# Work order:
Copy, from the material below, each line where "Login" shows up.

# Recorded data:
────────

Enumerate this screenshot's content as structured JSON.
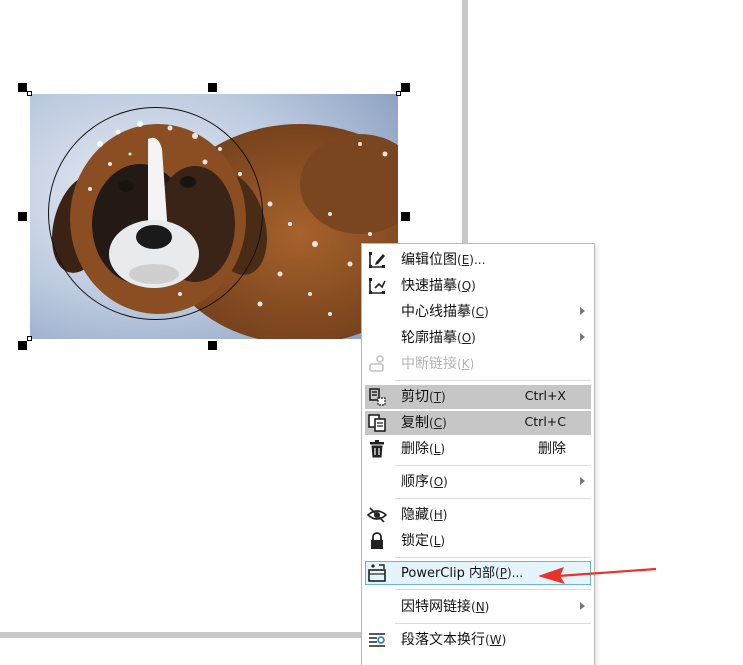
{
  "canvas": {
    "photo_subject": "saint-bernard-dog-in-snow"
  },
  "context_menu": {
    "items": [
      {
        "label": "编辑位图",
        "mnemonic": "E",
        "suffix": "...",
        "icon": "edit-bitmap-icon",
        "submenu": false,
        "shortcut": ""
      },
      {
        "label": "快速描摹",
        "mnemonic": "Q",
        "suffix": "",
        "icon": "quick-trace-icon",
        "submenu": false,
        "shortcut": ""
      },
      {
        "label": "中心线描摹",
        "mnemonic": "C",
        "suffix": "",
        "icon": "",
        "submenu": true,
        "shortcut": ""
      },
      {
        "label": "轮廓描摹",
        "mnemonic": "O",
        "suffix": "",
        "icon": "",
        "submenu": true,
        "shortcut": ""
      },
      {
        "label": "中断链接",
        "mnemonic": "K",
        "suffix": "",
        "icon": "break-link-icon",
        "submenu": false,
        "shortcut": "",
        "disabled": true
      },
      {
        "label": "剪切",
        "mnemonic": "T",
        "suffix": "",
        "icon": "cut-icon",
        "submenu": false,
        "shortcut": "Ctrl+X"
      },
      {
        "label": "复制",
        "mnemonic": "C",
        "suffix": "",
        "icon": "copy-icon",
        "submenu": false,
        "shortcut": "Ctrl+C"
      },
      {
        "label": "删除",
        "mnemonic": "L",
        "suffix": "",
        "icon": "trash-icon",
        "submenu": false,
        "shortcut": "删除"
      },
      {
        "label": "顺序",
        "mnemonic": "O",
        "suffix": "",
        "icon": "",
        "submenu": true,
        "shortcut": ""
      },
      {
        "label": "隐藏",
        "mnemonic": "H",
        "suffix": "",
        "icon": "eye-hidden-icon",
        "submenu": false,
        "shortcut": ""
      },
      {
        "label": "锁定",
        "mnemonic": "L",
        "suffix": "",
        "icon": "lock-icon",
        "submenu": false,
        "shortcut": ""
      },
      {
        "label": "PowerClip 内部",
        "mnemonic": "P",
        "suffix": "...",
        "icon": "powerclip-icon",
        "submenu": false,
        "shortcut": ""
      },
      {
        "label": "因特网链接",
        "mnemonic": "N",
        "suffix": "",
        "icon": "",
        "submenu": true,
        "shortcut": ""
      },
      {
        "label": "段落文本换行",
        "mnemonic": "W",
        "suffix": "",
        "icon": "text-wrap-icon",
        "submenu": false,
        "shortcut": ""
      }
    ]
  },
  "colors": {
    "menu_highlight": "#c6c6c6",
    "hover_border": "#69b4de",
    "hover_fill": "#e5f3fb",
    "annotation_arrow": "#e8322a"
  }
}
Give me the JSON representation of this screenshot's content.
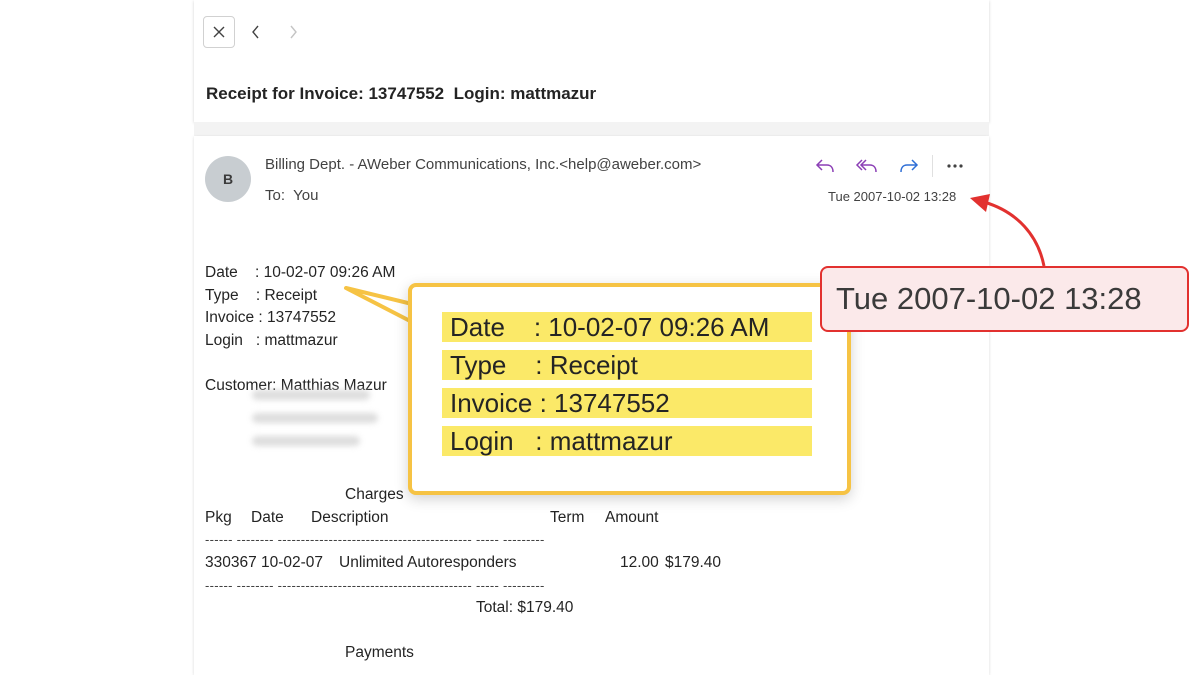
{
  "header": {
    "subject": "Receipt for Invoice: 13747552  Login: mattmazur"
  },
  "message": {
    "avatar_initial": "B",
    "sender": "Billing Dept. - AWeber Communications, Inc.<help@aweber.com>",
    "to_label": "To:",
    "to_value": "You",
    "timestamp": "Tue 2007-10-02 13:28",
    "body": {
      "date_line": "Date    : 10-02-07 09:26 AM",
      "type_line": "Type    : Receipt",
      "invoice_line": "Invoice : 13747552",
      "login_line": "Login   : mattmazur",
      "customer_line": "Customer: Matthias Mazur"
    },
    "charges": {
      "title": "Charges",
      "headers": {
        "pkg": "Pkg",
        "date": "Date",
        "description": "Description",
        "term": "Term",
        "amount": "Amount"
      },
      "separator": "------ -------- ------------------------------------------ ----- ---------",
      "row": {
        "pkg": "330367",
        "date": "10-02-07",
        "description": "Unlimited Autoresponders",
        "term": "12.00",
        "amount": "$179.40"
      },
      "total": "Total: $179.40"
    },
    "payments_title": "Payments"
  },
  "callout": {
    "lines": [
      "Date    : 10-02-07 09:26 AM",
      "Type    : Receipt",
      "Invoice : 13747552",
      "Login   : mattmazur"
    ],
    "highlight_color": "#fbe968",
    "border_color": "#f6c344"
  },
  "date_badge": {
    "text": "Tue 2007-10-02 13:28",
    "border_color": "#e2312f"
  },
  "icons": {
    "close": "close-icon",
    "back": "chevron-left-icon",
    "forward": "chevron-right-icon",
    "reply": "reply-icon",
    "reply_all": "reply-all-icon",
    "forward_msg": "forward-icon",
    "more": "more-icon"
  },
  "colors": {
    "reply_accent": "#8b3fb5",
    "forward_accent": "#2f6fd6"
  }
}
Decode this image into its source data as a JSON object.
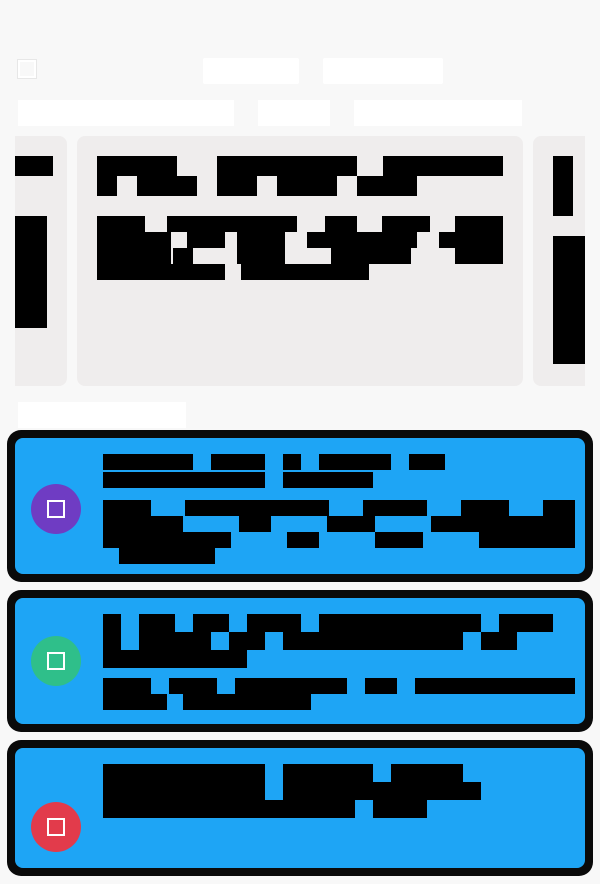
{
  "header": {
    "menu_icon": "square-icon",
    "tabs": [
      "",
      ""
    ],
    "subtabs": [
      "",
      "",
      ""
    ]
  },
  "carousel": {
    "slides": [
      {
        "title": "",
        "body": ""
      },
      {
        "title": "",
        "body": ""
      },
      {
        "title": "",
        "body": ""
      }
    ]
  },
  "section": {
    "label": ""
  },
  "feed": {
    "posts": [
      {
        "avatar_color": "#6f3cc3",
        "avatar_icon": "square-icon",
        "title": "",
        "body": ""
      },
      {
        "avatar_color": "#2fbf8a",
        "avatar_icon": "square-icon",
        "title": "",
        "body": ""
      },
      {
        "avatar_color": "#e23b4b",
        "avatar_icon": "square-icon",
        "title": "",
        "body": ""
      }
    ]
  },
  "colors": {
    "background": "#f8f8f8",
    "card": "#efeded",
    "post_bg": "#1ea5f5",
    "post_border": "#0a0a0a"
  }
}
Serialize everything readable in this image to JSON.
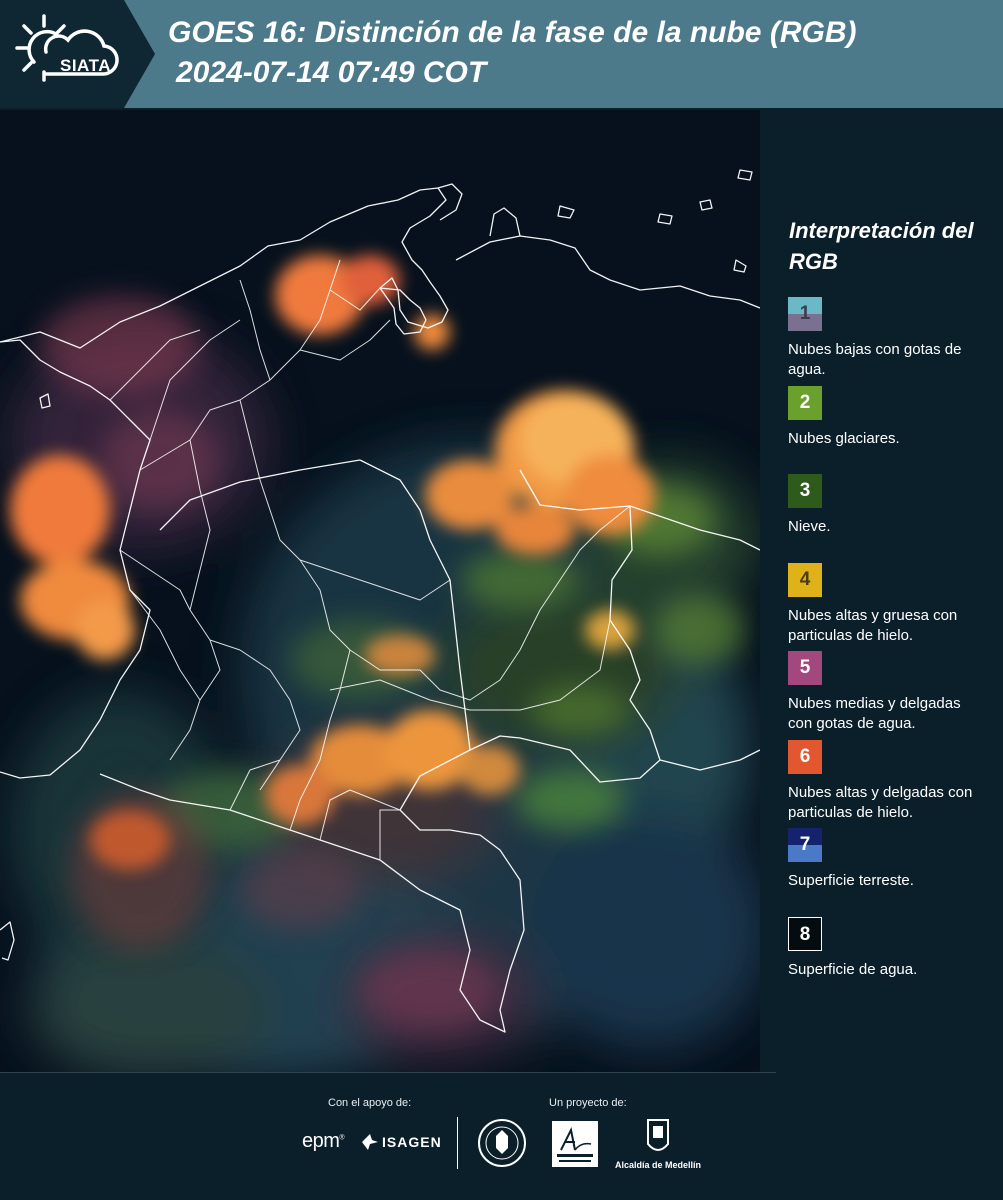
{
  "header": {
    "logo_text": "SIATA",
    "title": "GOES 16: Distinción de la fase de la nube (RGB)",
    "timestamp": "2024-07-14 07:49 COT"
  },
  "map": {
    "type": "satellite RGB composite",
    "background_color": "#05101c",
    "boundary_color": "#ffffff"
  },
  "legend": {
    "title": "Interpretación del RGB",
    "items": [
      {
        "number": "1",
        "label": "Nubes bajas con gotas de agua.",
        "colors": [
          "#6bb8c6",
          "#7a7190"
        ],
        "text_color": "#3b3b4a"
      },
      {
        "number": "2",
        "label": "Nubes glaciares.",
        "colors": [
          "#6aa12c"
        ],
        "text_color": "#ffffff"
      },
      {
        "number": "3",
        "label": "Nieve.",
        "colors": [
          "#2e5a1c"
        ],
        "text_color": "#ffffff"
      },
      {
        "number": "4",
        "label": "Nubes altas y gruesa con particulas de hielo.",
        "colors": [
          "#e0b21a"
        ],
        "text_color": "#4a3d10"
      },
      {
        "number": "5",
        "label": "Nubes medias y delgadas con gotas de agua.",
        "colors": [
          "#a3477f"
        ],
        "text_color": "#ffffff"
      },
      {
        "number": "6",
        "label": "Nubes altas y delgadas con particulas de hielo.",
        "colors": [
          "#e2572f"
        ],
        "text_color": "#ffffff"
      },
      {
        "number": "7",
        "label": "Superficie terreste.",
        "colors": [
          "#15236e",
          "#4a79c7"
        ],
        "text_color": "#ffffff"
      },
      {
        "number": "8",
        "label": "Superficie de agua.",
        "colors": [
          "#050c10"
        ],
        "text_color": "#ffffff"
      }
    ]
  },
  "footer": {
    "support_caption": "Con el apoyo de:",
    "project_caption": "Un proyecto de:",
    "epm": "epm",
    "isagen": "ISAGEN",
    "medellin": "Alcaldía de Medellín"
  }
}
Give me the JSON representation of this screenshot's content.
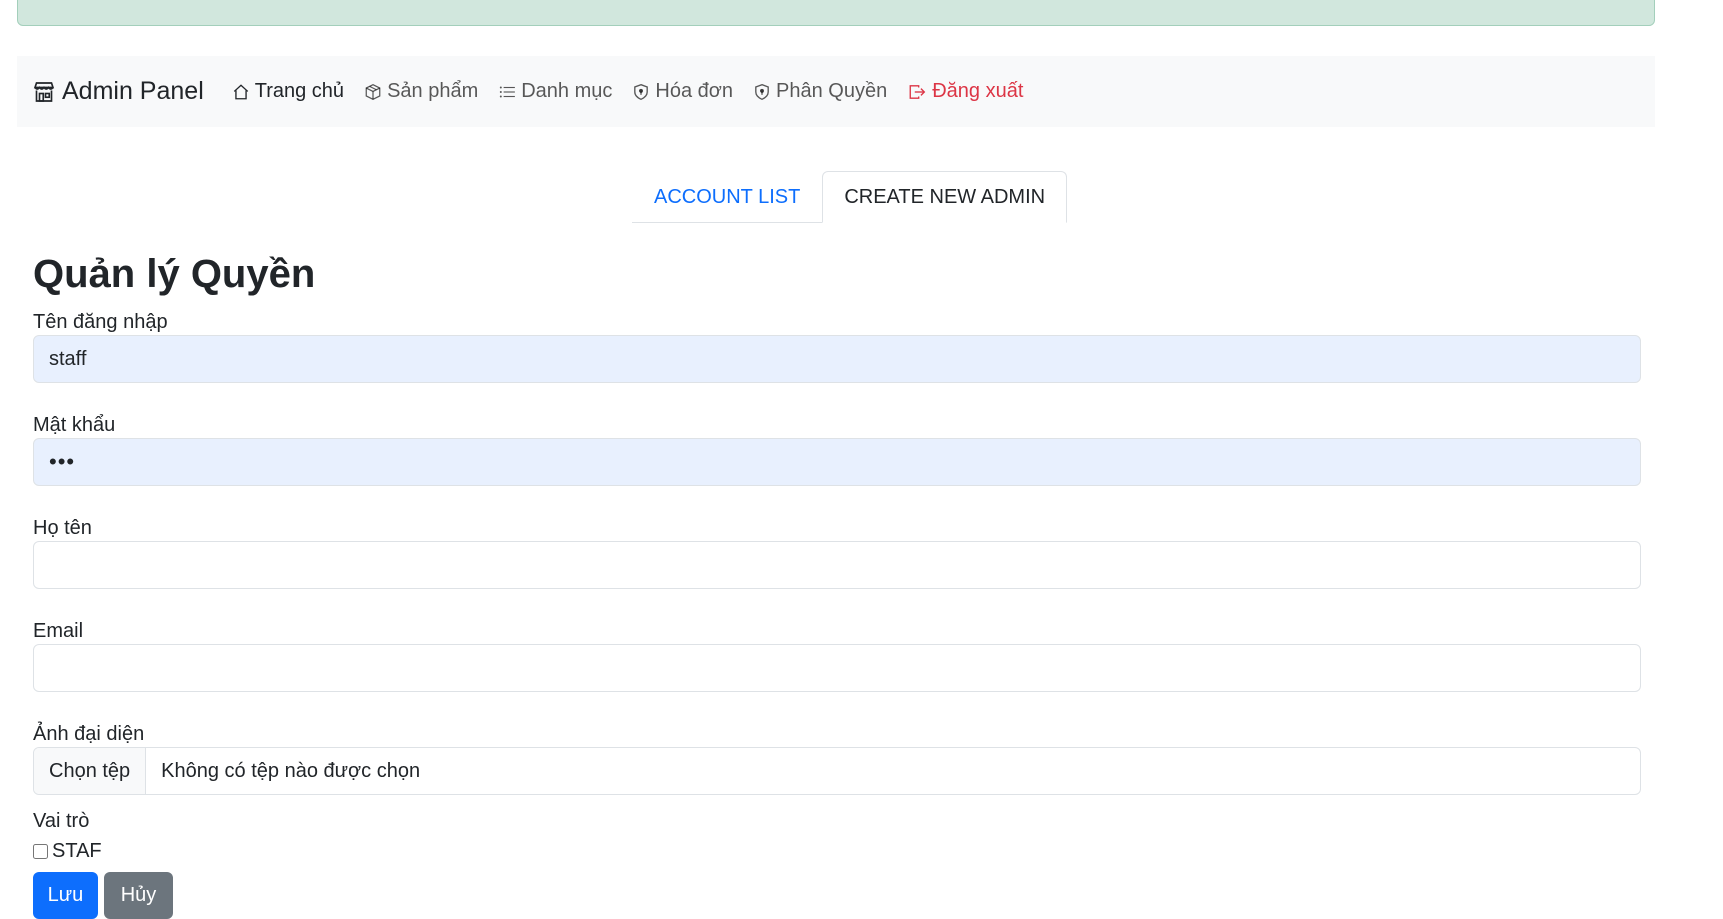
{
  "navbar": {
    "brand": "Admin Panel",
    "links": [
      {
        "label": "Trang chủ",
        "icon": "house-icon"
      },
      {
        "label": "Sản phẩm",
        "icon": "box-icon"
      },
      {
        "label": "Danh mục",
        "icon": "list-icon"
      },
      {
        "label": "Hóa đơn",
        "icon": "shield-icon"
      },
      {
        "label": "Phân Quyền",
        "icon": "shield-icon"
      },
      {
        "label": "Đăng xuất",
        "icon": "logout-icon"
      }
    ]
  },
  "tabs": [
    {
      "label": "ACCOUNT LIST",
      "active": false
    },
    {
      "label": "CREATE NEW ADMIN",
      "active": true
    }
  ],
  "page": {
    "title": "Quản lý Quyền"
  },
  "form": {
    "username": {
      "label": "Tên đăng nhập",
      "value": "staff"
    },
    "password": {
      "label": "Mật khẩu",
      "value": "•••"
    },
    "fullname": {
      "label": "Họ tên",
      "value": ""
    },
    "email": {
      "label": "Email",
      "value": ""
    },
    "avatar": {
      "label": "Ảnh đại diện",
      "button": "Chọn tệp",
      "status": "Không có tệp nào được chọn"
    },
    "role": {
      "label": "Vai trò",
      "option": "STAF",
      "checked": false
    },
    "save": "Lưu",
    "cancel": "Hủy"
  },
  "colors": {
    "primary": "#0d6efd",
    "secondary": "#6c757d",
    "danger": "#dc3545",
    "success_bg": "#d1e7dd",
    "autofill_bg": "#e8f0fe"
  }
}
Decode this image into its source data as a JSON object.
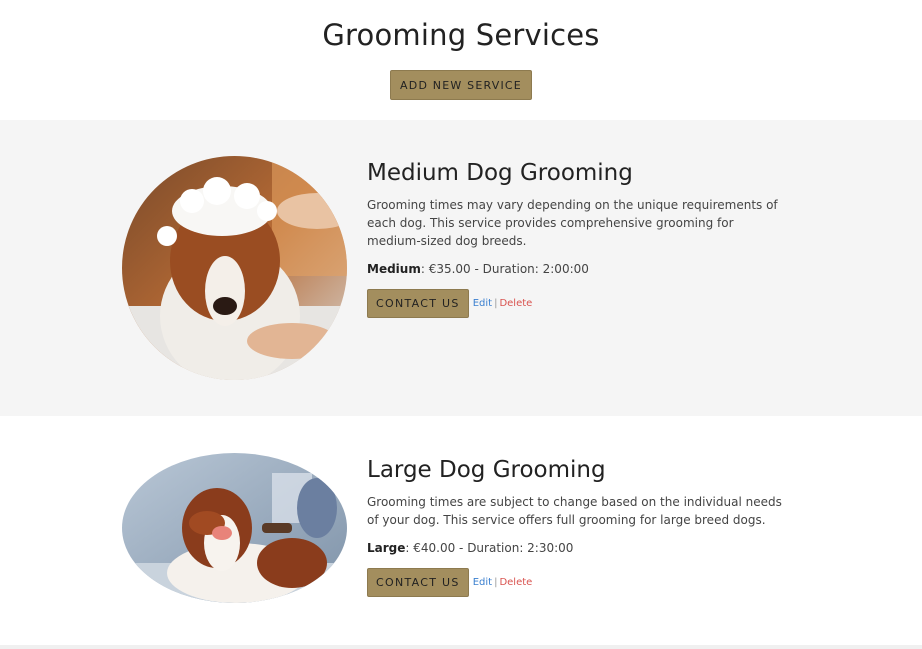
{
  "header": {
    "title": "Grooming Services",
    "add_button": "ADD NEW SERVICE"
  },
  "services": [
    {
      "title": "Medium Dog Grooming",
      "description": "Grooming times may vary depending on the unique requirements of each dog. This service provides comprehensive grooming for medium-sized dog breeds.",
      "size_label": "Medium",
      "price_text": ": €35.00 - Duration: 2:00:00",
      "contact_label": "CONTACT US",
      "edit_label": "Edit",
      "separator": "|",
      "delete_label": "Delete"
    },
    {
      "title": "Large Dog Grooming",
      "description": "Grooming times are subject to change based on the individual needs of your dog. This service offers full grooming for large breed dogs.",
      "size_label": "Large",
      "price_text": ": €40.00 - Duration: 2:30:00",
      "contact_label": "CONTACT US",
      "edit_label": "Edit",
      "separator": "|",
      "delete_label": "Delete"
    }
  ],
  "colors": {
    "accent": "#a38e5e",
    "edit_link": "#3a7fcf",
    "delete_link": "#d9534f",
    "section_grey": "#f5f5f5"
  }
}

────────

# Answer to this task:
    "subject": "Receipt for Invoice: 13747552  Login: mattmazur"
      "login_line": "Login   : mattmazur",
      "Login   : mattmazur"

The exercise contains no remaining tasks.